- _Data extracts_
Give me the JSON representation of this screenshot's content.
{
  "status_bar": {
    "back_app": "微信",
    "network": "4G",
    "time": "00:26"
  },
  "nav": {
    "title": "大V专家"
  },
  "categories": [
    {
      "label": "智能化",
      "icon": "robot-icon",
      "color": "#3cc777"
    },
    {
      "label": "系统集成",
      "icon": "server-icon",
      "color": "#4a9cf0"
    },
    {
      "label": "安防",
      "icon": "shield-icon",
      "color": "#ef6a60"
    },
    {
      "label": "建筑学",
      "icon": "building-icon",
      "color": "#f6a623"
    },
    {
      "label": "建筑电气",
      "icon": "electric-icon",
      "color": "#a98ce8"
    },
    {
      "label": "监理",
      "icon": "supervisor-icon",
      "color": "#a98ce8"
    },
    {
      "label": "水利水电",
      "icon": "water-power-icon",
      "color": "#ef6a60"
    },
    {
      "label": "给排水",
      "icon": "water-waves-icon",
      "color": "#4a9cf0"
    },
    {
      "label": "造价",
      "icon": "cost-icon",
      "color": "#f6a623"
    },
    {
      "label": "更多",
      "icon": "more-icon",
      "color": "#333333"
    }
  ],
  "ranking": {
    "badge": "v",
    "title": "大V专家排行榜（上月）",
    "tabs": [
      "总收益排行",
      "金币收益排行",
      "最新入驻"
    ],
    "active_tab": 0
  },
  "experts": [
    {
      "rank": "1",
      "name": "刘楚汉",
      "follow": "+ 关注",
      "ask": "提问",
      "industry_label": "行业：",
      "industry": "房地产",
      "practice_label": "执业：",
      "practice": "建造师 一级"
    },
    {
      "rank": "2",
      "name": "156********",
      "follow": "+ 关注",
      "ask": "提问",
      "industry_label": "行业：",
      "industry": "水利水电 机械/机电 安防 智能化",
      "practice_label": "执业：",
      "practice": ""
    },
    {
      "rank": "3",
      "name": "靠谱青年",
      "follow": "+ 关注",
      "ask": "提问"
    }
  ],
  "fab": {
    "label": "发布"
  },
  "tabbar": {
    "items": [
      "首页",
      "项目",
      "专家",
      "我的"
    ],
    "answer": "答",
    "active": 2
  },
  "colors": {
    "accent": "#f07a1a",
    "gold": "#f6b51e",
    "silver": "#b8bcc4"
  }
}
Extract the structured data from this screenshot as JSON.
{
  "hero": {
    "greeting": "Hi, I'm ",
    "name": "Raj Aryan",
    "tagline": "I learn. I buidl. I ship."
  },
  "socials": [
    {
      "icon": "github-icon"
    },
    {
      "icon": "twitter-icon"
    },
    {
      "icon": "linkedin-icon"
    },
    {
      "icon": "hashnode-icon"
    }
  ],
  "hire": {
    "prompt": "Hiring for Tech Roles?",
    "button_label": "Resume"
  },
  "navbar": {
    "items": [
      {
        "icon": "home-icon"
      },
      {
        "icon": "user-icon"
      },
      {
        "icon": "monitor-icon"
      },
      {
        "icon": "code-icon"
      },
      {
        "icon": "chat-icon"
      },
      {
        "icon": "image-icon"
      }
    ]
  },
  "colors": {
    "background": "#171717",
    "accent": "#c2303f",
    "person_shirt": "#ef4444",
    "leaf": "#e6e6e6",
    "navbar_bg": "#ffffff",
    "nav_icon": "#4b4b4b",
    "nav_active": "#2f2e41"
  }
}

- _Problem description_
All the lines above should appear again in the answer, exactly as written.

- _Answer section_
Give me the JSON representation of this screenshot's content.
{
  "status_bar": {
    "back_app": "微信",
    "network": "4G",
    "time": "00:26"
  },
  "nav": {
    "title": "大V专家"
  },
  "categories": [
    {
      "label": "智能化",
      "icon": "robot-icon",
      "color": "#3cc777"
    },
    {
      "label": "系统集成",
      "icon": "server-icon",
      "color": "#4a9cf0"
    },
    {
      "label": "安防",
      "icon": "shield-icon",
      "color": "#ef6a60"
    },
    {
      "label": "建筑学",
      "icon": "building-icon",
      "color": "#f6a623"
    },
    {
      "label": "建筑电气",
      "icon": "electric-icon",
      "color": "#a98ce8"
    },
    {
      "label": "监理",
      "icon": "supervisor-icon",
      "color": "#a98ce8"
    },
    {
      "label": "水利水电",
      "icon": "water-power-icon",
      "color": "#ef6a60"
    },
    {
      "label": "给排水",
      "icon": "water-waves-icon",
      "color": "#4a9cf0"
    },
    {
      "label": "造价",
      "icon": "cost-icon",
      "color": "#f6a623"
    },
    {
      "label": "更多",
      "icon": "more-icon",
      "color": "#333333"
    }
  ],
  "ranking": {
    "badge": "v",
    "title": "大V专家排行榜（上月）",
    "tabs": [
      "总收益排行",
      "金币收益排行",
      "最新入驻"
    ],
    "active_tab": 0
  },
  "experts": [
    {
      "rank": "1",
      "name": "刘楚汉",
      "follow": "+ 关注",
      "ask": "提问",
      "industry_label": "行业：",
      "industry": "房地产",
      "practice_label": "执业：",
      "practice": "建造师 一级"
    },
    {
      "rank": "2",
      "name": "156********",
      "follow": "+ 关注",
      "ask": "提问",
      "industry_label": "行业：",
      "industry": "水利水电 机械/机电 安防 智能化",
      "practice_label": "执业：",
      "practice": ""
    },
    {
      "rank": "3",
      "name": "靠谱青年",
      "follow": "+ 关注",
      "ask": "提问"
    }
  ],
  "fab": {
    "label": "发布"
  },
  "tabbar": {
    "items": [
      "首页",
      "项目",
      "专家",
      "我的"
    ],
    "answer": "答",
    "active": 2
  },
  "colors": {
    "accent": "#f07a1a",
    "gold": "#f6b51e",
    "silver": "#b8bcc4"
  }
}
Extract the structured data from this screenshot as JSON.
{
  "hero": {
    "greeting": "Hi, I'm ",
    "name": "Raj Aryan",
    "tagline": "I learn. I buidl. I ship."
  },
  "socials": [
    {
      "icon": "github-icon"
    },
    {
      "icon": "twitter-icon"
    },
    {
      "icon": "linkedin-icon"
    },
    {
      "icon": "hashnode-icon"
    }
  ],
  "hire": {
    "prompt": "Hiring for Tech Roles?",
    "button_label": "Resume"
  },
  "navbar": {
    "items": [
      {
        "icon": "home-icon"
      },
      {
        "icon": "user-icon"
      },
      {
        "icon": "monitor-icon"
      },
      {
        "icon": "code-icon"
      },
      {
        "icon": "chat-icon"
      },
      {
        "icon": "image-icon"
      }
    ]
  },
  "colors": {
    "background": "#171717",
    "accent": "#c2303f",
    "person_shirt": "#ef4444",
    "leaf": "#e6e6e6",
    "navbar_bg": "#ffffff",
    "nav_icon": "#4b4b4b",
    "nav_active": "#2f2e41"
  }
}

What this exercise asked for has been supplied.